We’ve had amazing shoots the past few months, interviewing women across the country who are trailblazers in their fields. Our series creator, director and producer, Charlotte Mangin, spoke with them about their paths to their careers, the challenges they’ve faced, and the women we’re featuring in our series who helped pave the way for their own work.
This includes interviews with opera singers J’Nai Bridges, Mezzo-Soprano who recently made her Metropolitan Opera debut as Queen Nefertiti in Philip Glass’s Akhnaten. J’Nai spoke openly about her path to opera, and the pioneering opera singer Sissieretta Jones, who we will be featuring in our series, the first African American woman to perform in Carnegie Hall.
“The first time I walked onto the stage of the Metropolitan Opera, I think my heart skipped a beat, maybe three. Opera is for everybody- it really is. It’s art.” We’re looking forward to sharing the stories of these two inspiring women and the art of opera in our series in 2020.
We also had a very thought provoking interview with journalist Amy Holmes, who has appeared as a political commentator on CNN, MSNBC, Fox News, NPR on more, who spoke about her own career, and about Charlotta Spears Bass, one of the first African American women to own and operate a newspaper in the United States. Bass published the California Eagle in Los Angeles from 1912 until 1951, and boldly addressed racism and racial violence, including the Ku Klux Klan, and LA’s discriminatory hiring practices and police brutality. Holmes spoke beautifully about Bass’ courage and the legacy of Bass’ work, and the impact of journalism:
“She saw that civil rights were everyone’s rights, that the black cause was the human cause. And she put that in her newspaper pages and she put it into action and she put it into life.” – Amy Holmes

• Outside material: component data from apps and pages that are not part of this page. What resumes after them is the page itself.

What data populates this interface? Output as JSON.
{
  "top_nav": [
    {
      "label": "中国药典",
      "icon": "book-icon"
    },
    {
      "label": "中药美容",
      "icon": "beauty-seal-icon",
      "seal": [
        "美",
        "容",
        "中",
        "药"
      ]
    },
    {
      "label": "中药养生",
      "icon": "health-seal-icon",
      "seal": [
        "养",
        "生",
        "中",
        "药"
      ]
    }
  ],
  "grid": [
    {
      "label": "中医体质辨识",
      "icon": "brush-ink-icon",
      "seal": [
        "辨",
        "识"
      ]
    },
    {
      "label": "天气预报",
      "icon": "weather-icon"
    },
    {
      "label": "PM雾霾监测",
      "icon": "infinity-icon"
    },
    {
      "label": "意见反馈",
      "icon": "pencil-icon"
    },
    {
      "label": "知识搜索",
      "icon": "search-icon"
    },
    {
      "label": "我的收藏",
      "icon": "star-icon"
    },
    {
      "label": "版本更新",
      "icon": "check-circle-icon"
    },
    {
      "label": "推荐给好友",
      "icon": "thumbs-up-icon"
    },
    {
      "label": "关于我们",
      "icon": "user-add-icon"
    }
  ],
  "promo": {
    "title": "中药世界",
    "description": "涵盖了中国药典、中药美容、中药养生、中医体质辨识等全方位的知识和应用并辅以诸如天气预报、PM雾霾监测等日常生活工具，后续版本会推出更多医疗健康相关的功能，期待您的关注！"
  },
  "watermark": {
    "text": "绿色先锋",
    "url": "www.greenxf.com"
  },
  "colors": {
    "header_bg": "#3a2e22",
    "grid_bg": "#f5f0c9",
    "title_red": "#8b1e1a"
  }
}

Look out for these short films- on Sissieretta Jones and Charlotta Bass- in 2020!